CONTACT: STEPHEN PRADARELLI
100 Old Public Library
Iowa City IA 52242
(319) 384-0007; fax (319) 384-0024
Release: June 20, 2001
Summer program brings Native American high school students to UI
IOWA CITY, Iowa -- High school students from Native American tribes throughout
the Midwest and New Mexico are spending part of this summer at the University
of Iowa, getting a glimpse of college life and learning how to conduct research
in fields as diverse as archaeology and environmental sciences.
Iowa First Nations Summer Program 2001, which began last week and concludes
Friday, June 29 with a colorful closing ceremony in Kent Park, has brought
together 23 students representing the Navajo, Lakota and Pueblo tribes.
For 12 years, the Iowa First Nations Summer Program (previously called the
Iowa American Indian Science and Engineering Society Summer Program in the
Life Sciences) has blended college-level lectures, laboratory work, computer
experience, field trips and other activities at the UI. During the intensive
three-week program, students are immersed in health, life and environmental
sciences, as well as liberal arts disciplines, while getting the chance to
learn about each other's cultures.
The students prepare for college while exploring career possibilities and
working with native teachers and role models. Joe Coulter, Ph.D., UI associate
provost for diversity and director of Opportunity at Iowa, is a member of
the Citizen Potawatomi Nation of Oklahoma and the Iowa First Nations Summer
Program director. And the group's teacher this year is John Brewer, an Oglala
Lakota from Red Cloud Indian School on the Pine Ridge Reservation in South
Dakota. Brewer has been involved with the program from its beginning.
Also involved since the beginning of the program is the UI College of Education,
whose science education division secured the initial grant for the program.
Staff in the college's Education Technology Center are volunteering time to
train the students how to use computers for research they'll conduct while
at the university.
John Achrazoglou, coordinator of technology and lecturer on instructional
design and technology in the college, said he and his colleagues are showing
students -- some of whom have had little experience with computers -- how
to search the Web for information, how to use spreadsheet programs to analyze
and chart their data and how to put together Power Point presentations at
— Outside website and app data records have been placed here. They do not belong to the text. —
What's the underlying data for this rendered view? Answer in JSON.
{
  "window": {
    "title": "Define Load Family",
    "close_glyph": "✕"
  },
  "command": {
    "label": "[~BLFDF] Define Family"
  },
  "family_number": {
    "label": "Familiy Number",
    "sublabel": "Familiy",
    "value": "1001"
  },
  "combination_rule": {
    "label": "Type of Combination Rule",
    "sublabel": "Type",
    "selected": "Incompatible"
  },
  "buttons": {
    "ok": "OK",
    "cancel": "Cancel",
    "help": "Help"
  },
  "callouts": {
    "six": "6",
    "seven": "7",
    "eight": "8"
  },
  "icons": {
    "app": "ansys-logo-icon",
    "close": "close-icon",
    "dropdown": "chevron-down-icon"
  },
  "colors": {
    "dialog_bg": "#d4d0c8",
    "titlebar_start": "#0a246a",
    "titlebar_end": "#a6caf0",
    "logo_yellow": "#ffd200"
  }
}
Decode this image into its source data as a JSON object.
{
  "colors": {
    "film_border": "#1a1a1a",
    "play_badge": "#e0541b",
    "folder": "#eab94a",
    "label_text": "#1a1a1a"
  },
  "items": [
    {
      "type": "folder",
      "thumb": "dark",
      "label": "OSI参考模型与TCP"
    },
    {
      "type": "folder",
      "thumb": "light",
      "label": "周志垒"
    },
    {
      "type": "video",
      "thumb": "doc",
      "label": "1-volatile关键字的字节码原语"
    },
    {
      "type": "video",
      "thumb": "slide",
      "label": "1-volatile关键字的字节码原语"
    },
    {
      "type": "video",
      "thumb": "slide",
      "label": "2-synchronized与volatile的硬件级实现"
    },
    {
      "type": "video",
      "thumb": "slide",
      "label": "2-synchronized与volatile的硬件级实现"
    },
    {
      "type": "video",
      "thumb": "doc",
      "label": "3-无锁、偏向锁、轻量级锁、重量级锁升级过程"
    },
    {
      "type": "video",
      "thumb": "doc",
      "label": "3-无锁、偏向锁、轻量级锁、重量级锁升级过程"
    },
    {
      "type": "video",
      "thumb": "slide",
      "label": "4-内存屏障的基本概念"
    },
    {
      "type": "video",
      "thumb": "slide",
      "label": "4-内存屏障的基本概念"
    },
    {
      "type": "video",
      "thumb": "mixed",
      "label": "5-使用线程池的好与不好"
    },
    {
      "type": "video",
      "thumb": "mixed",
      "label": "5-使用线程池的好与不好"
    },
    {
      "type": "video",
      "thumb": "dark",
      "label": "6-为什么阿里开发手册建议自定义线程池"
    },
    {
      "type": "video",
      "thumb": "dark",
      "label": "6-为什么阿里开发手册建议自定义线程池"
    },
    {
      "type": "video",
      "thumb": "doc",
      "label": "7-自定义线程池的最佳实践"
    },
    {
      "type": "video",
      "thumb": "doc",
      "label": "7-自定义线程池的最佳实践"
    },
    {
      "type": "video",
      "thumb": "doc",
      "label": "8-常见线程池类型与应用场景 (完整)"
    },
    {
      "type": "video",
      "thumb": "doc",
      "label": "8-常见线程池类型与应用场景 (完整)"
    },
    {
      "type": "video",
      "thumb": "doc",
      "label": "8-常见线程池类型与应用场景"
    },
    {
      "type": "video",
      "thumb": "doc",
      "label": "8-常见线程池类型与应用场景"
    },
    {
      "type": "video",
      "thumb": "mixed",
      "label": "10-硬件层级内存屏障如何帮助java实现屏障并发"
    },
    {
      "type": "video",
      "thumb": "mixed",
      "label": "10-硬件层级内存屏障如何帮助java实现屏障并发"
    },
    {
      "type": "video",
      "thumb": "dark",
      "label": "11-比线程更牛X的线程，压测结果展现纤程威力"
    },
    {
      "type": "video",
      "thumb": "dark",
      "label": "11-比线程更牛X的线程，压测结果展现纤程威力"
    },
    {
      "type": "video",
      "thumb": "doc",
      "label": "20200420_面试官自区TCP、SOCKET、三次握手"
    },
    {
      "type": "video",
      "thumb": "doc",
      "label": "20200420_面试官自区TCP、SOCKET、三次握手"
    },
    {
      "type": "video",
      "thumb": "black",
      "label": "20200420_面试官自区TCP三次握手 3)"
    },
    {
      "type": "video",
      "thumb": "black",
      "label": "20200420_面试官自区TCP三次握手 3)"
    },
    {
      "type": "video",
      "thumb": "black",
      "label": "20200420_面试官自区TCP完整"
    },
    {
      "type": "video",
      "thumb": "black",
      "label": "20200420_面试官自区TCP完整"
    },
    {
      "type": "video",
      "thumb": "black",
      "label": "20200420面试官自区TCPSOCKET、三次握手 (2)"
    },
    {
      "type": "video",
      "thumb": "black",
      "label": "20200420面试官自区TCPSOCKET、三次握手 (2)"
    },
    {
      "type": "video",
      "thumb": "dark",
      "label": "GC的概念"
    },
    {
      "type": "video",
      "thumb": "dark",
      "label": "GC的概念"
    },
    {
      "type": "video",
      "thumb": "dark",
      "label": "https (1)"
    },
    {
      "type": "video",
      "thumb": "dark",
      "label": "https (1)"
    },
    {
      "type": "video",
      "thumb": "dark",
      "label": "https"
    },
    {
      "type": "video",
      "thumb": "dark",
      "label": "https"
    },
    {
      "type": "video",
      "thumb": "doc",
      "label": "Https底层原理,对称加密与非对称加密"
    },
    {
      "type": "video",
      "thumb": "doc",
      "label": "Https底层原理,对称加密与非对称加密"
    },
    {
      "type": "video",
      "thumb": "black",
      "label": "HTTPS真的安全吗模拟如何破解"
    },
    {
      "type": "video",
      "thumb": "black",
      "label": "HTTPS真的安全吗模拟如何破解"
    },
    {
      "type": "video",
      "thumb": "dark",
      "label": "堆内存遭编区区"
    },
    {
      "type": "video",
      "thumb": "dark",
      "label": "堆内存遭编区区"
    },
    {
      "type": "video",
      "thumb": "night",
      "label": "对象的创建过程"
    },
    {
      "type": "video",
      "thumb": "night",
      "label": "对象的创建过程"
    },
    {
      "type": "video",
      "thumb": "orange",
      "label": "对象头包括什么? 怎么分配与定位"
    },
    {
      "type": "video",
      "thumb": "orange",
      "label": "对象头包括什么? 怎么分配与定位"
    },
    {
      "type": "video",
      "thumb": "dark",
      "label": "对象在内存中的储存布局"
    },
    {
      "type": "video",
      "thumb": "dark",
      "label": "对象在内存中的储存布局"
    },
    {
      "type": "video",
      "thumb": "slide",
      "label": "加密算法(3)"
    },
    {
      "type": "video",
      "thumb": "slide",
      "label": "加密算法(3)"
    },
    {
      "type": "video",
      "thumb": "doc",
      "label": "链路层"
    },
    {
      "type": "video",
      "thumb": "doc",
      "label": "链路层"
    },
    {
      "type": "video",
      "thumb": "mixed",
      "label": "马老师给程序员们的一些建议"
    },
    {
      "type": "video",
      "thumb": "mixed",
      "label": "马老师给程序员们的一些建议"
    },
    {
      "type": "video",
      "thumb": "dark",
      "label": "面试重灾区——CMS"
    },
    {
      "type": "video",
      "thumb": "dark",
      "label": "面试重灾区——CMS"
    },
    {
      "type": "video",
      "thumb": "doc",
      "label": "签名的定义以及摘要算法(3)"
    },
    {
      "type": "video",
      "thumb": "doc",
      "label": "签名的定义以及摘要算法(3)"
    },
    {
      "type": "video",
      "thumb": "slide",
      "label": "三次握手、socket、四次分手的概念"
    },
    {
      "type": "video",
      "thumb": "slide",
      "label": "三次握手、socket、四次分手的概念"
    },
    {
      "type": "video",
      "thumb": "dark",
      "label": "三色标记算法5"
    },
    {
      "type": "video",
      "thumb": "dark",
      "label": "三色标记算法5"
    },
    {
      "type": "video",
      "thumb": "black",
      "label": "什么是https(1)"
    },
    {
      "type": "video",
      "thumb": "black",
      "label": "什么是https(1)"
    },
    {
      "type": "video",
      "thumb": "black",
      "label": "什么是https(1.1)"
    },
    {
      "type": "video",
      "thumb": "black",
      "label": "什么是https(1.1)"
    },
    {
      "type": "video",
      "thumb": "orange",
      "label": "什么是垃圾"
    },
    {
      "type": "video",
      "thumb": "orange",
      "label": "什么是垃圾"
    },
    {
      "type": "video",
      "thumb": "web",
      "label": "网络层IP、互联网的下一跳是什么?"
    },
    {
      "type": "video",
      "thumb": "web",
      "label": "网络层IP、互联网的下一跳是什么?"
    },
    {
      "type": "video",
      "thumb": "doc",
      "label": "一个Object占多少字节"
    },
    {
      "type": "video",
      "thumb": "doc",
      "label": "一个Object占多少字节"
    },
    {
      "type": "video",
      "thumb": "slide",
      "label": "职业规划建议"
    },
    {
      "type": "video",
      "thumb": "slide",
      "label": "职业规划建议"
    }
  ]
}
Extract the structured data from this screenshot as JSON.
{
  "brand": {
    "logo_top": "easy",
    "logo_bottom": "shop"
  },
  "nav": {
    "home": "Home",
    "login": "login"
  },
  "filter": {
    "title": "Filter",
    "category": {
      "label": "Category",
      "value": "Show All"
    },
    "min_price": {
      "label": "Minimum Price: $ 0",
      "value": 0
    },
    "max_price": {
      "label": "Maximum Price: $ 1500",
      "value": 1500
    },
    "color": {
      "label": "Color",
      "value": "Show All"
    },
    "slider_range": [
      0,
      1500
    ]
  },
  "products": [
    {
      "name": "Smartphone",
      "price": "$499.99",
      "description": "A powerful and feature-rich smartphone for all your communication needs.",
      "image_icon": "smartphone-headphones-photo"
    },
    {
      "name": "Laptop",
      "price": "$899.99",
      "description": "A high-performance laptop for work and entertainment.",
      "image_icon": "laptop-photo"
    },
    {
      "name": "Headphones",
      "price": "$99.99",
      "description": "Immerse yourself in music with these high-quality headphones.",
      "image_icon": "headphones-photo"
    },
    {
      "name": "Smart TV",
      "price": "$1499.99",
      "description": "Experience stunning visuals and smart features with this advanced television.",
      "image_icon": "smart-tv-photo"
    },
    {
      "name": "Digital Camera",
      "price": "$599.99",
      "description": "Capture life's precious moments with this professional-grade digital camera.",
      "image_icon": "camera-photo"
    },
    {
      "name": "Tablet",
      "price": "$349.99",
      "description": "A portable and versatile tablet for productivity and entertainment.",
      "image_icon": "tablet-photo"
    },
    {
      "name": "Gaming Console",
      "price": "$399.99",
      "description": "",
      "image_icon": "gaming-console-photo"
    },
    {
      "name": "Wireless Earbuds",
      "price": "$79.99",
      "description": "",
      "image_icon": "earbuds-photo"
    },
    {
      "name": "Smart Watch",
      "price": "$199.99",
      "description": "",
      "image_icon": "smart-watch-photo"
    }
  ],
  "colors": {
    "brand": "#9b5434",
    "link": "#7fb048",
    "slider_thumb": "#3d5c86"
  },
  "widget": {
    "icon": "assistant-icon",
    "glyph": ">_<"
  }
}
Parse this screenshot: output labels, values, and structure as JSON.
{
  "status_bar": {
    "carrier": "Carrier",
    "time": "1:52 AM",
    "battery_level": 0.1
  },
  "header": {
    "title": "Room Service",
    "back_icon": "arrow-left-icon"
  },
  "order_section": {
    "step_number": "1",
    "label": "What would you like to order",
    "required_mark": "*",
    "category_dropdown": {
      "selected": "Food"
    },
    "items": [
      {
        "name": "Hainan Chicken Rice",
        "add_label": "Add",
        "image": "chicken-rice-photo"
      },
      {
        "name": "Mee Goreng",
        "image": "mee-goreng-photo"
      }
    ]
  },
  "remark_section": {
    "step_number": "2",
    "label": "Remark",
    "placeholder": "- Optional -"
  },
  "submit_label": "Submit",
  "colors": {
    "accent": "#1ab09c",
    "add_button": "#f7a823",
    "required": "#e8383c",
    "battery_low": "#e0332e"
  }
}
the end of the three-week session.
Also, for the first time this year, the students are being given their own
Web sites to post any papers they write, journal entries, photos and their
"We see this as a way for students to put up things on the Web so their
work can be evaluated and shared with other students," Achrazoglou said,
adding that his involvement with the program "has been very fulfilling
for me over the years."
Students also have plenty of time for social activities. The schedule includes
games, bowling, canoeing, a scavenger hunt, a ropes course, dancing and field
trips. And the closing ceremony often includes talks by elders on the importance
of higher education, traditional foods and round dances.
For information and photos from last year's Iowa First Nations program,